“The Church will be a more spiritual Church, not presuming upon a political mandate, flirting as little with the Left as with the Right. It will be hard going for the Church, for the process of crystallization and clarification will cost her much valuable energy. It will make her poor and cause her to become the Church of the meek. The process will be all the more arduous, for sectarian narrow-mindedness as well as pompous self-will will have to be shed. One may predict that all of this will take time. The process will be long and wearisome as was the road from the false progressivism on the eve of the French Revolution — when a bishop might be thought smart if he made fun of dogmas and even insinuated that the existence of God was by no means certain — to the renewal of the nineteenth century. But when the trial of this sifting is past, a great power will flow from a more spiritualized and simplified Church. Men in a totally planned world will find themselves unspeakably lonely. If they have completely lost sight of God, they will feel the whole horror of their poverty. Then they will discover the little flock of believers as something wholly new. They will discover it as a hope that is meant for them, an answer for which they have always been searching in secret.

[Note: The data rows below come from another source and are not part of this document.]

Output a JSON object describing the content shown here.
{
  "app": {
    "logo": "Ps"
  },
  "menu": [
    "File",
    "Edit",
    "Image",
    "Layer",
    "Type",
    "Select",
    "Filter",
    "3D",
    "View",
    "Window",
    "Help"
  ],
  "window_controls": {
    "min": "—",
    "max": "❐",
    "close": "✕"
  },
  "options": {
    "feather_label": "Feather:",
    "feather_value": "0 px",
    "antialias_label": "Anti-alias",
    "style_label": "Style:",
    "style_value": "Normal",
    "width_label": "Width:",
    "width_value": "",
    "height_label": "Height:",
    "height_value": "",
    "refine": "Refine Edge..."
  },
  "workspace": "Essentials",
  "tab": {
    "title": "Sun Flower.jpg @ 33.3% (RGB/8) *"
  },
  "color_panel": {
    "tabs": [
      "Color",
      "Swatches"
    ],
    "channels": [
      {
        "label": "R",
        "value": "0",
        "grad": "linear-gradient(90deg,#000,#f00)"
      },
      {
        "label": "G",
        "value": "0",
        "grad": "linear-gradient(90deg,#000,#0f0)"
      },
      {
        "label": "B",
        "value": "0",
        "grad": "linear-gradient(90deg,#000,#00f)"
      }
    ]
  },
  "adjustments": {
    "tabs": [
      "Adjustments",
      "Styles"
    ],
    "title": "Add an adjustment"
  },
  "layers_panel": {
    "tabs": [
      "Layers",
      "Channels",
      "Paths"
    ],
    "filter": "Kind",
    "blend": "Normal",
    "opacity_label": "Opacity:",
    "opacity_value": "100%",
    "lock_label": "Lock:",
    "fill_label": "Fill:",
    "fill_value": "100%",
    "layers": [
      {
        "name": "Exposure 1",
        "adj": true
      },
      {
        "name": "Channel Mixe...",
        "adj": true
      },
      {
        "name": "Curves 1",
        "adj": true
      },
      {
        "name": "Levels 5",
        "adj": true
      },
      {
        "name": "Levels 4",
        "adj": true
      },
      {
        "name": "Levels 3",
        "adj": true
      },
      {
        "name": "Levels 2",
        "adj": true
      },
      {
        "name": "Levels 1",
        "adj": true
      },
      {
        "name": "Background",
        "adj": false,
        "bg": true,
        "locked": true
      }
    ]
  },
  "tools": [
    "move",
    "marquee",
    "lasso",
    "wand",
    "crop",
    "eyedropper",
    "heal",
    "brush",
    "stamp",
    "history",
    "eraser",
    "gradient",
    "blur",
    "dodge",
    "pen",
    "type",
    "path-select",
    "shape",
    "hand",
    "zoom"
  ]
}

“And so it seems certain to me that the Church is facing very hard times. The real crisis has scarcely begun. We will have to count on terrific upheavals. But I am equally certain about what will remain at the end: not the Church of the political cult, which is dead already, but the Church of faith. It may well no longer be the dominant social power to the extent that she was until recently; but it will enjoy a fresh blossoming and be seen as man’s home, where he will find life and hope beyond death.